Ana Blanco is on a mission to save the ocean – one film at a time.
As executive director of the International Ocean Film Festival, Ms. Blanco views film as more than a vehicle for entertainment or a temporary break from reality. It can transport viewers to distant seaside towns, to uninhabited shoals, and into the curl of a wave. But more than that, it can make audiences care about a world they may never witness for themselves.
This year’s festival, which opens Thursday in San Francisco, will showcase 45 documentaries from 13 countries that all explore ocean-related topics. Blanco is keeping a particularly close eye on “Straws,” a 33-minute documentary by filmmaker Linda Booker about the environmental impact of plastic straws, as a contender to become the next breakout film.
“Once you see a scientist extract a plastic straw from a turtle’s nose, you just know plastic straws will eventually get banned in cities everywhere,” Blanco says. “But it takes this kind of film to make that happen.”
Not every film comes with a specific call to action. Since its founding in 2004, the festival has promoted films that explore coastal culture, oceanic adventures, undersea wildlife, marine science, environmental problems, or conservation solutions. Each film is selected to inspire audiences “to appreciate and care for the ocean,” according to the festival mission.
“Film festivals are a powerful platform to promote a broader conservation ethic,” says John Armor, director of the National Oceanic and Atmospheric Administration’s Office of National Marine Sanctuaries.
Mr. Armor, who grew up on a farm in Rhode Island, cites Jacques Cousteau’s film series of undersea explorations as the inspiration behind his pursuit of a career in marine science. After 20 years with NOAA, Amor has noticed a cultural shift that appears to go hand-in-hand with a rising popularity of environmental documentaries.
“I can’t point to cause and effect,” Armor says. “But there is an increased sensitivity to the importance and fragility of oceans. I believe film has played a large role in raising this awareness.” And that matters, Armor concludes, because “we save what we love.”
The effects of introducing audiences into ocean worlds can ripple far beyond the movie theater. Former National Geographic photographer Louie Psihoyos’s film “The Cove,” which detailed the annual killings of dolphins in a Japan, went on to win an Oscar after sweeping the festival circuit. But more than that, it led to meaningful change, Mr. Psihoyos, IOFF’s “Ocean Champion” of the year, told benefactors at a recent fundraising gala for the festival.
“I don’t know how many minds we changed,” he said, but according to data from the Japan fisheries Agency, the number of porpoises and dolphins killed “has dropped from 23,000 to less than 3,000 a year.”
The immersive nature of film makes it an ideal springboard to activism and public engagement, Psihoyos says.

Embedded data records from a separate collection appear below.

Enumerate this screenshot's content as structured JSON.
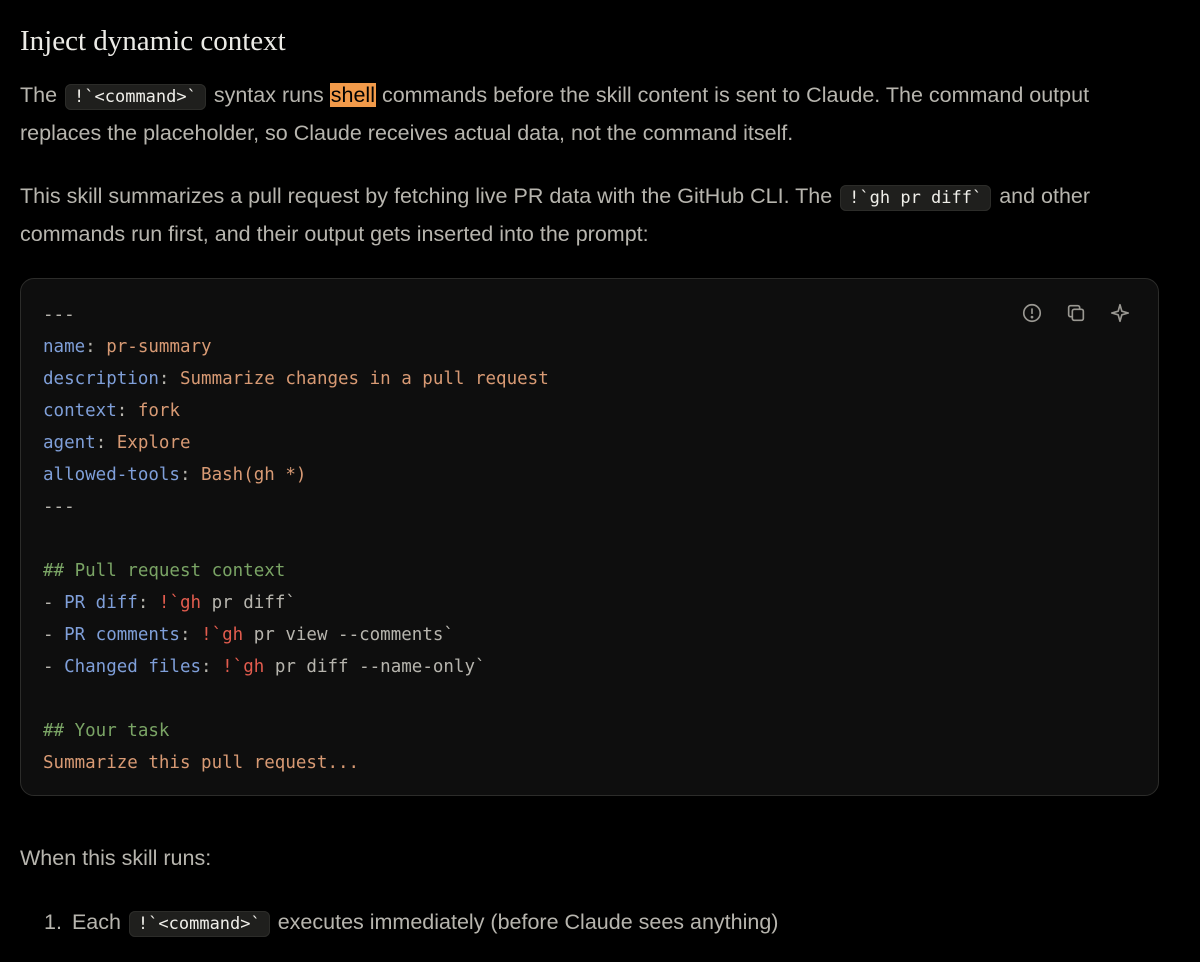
{
  "heading": "Inject dynamic context",
  "para1": {
    "t1": "The ",
    "code": "!`<command>`",
    "t2": " syntax runs ",
    "highlight": "shell",
    "t3": " commands before the skill content is sent to Claude. The command output replaces the placeholder, so Claude receives actual data, not the command itself."
  },
  "para2": {
    "t1": "This skill summarizes a pull request by fetching live PR data with the GitHub CLI. The ",
    "code": "!`gh pr diff`",
    "t2": " and other commands run first, and their output gets inserted into the prompt:"
  },
  "code_block": {
    "toolbar": {
      "info_icon": "info-circle-icon",
      "copy_icon": "copy-icon",
      "sparkle_icon": "sparkle-icon"
    },
    "fm_open": "---",
    "l_name_key": "name",
    "l_name_val": "pr-summary",
    "l_desc_key": "description",
    "l_desc_val": "Summarize changes in a pull request",
    "l_ctx_key": "context",
    "l_ctx_val": "fork",
    "l_agent_key": "agent",
    "l_agent_val": "Explore",
    "l_tools_key": "allowed-tools",
    "l_tools_val": "Bash(gh *)",
    "fm_close": "---",
    "section1": "## Pull request context",
    "b1_label": "PR diff",
    "b1_cmd": "!`gh",
    "b1_rest": " pr diff`",
    "b2_label": "PR comments",
    "b2_cmd": "!`gh",
    "b2_rest": " pr view --comments`",
    "b3_label": "Changed files",
    "b3_cmd": "!`gh",
    "b3_rest": " pr diff --name-only`",
    "section2": "## Your task",
    "task": "Summarize this pull request..."
  },
  "para3": "When this skill runs:",
  "list": {
    "num": "1.",
    "t1": "Each ",
    "code": "!`<command>`",
    "t2": " executes immediately (before Claude sees anything)"
  },
  "colors": {
    "key": "#7f9fd9",
    "value": "#d89a74",
    "comment": "#7aa465",
    "command": "#e25c4e",
    "highlight": "#f19a4a"
  }
}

“There is something about beautiful images, a musical score, and a strong narrative that rewires the people’s feeling,” he says. “People’s hands are shaking when they come up to me at festivals.”
The communal experience of seeing a film in a theater adds to medium’s emotional power, he adds.

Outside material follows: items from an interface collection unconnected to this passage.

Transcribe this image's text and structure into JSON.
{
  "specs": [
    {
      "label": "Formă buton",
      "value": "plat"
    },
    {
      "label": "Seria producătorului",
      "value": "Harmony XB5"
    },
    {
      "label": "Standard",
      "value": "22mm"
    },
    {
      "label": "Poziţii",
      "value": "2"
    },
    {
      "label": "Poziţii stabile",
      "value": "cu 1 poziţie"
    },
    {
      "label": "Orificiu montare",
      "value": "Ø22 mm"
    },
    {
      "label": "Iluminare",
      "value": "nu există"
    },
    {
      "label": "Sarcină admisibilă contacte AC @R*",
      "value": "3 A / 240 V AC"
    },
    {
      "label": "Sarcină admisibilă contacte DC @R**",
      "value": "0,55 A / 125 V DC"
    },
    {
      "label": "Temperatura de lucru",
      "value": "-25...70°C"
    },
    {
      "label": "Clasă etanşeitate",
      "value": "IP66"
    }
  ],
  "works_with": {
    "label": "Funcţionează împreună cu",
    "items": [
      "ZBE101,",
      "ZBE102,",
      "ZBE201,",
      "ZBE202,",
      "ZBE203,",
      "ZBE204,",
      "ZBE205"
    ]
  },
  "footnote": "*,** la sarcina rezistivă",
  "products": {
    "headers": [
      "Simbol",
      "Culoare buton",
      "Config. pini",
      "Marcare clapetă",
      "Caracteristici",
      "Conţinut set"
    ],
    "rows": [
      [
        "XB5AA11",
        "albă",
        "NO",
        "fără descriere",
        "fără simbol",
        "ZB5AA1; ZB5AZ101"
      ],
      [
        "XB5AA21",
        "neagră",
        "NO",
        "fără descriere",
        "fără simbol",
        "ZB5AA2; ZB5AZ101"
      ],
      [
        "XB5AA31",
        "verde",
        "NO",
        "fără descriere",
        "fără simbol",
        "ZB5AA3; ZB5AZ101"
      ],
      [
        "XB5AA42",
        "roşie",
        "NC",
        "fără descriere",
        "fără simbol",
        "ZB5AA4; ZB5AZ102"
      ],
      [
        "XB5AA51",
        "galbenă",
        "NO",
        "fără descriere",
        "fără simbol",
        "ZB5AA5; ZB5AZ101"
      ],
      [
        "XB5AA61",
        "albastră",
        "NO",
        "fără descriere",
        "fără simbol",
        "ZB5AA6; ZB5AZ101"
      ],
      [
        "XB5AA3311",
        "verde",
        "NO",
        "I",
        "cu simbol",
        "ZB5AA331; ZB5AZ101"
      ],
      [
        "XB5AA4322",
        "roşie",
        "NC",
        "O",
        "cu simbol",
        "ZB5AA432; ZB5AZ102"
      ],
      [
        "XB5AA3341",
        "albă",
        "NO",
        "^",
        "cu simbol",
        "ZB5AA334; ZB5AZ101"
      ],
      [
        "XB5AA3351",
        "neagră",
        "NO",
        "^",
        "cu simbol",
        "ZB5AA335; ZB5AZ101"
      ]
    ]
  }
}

“On paper, film festivals don’t make any sense,” Psihoyos laughed. “Only 1,000 or 2,000 people will see it. But they are the early adoptors. They’ll go back and tell people. Every person who falls in love with your work becomes a walking billboard for the film.”
An enduring tradition
Environmentally themed documentaries that have broken out of the festival circuit to reach box office success have played starring roles in public dialogue. The 2013 film “Blackfish” elevated the controversy over the captivity of orca whales to international prominence and helped spark a dramatic shift in the way the public views the use of wild animals as entertainment. Former Vice President Al Gore’s 2006 documentary “An Inconvenient Truth” similarly converted legions to awareness or activism on climate change.
The International Maritime Film Festival in Toulon, France, has been using film to call attention to ocean matters since 1954. That program, which was launched in the same town where Cousteau established the Underwater Research Group for the French Navy, has been something of a role model for the IOFF, Blanco says. It’s also where Cousteau purchased the Calypso, the deep-sea vessel most associated with his pioneering underwater research, diving, photography, and filmmaking.
Part of the impact is that films can spread from one festival or venue to another. Environmental films are also showcased at the The Banff Centre Mountain Film and Book Festival in Alberta, Canada; the Environmental Film Festival in Washington, DC; BLUE Ocean Film Festival and Conservation Summit in St. Petersburg, Fla.; and the largest, Sundance Film Festival.
International Ocean Film Festival runs March 8-11 in San Francisco at Fort Mason Center for Arts & Culture. Blanco says IOFF films are often selected to air on Netflix and Amazon.
The nonprofit is also in talks to bring their program to Washington in June for World Ocean Day and to Quebec for the G7 Summit. This fall, IOFF’s program will travel to festivals in Barcelona and Kiel, Germany. Blanco also plans to send IOFF’s program to her counterparts at the Thunder Bay International Film Festival in Alpena, Mich., and Gray’s Reef Film Festival in Savannah, Ga., for 2019. Like IOFF, these festivals are cosponsored by the NOAA and the National Marine Sanctuary Foundation.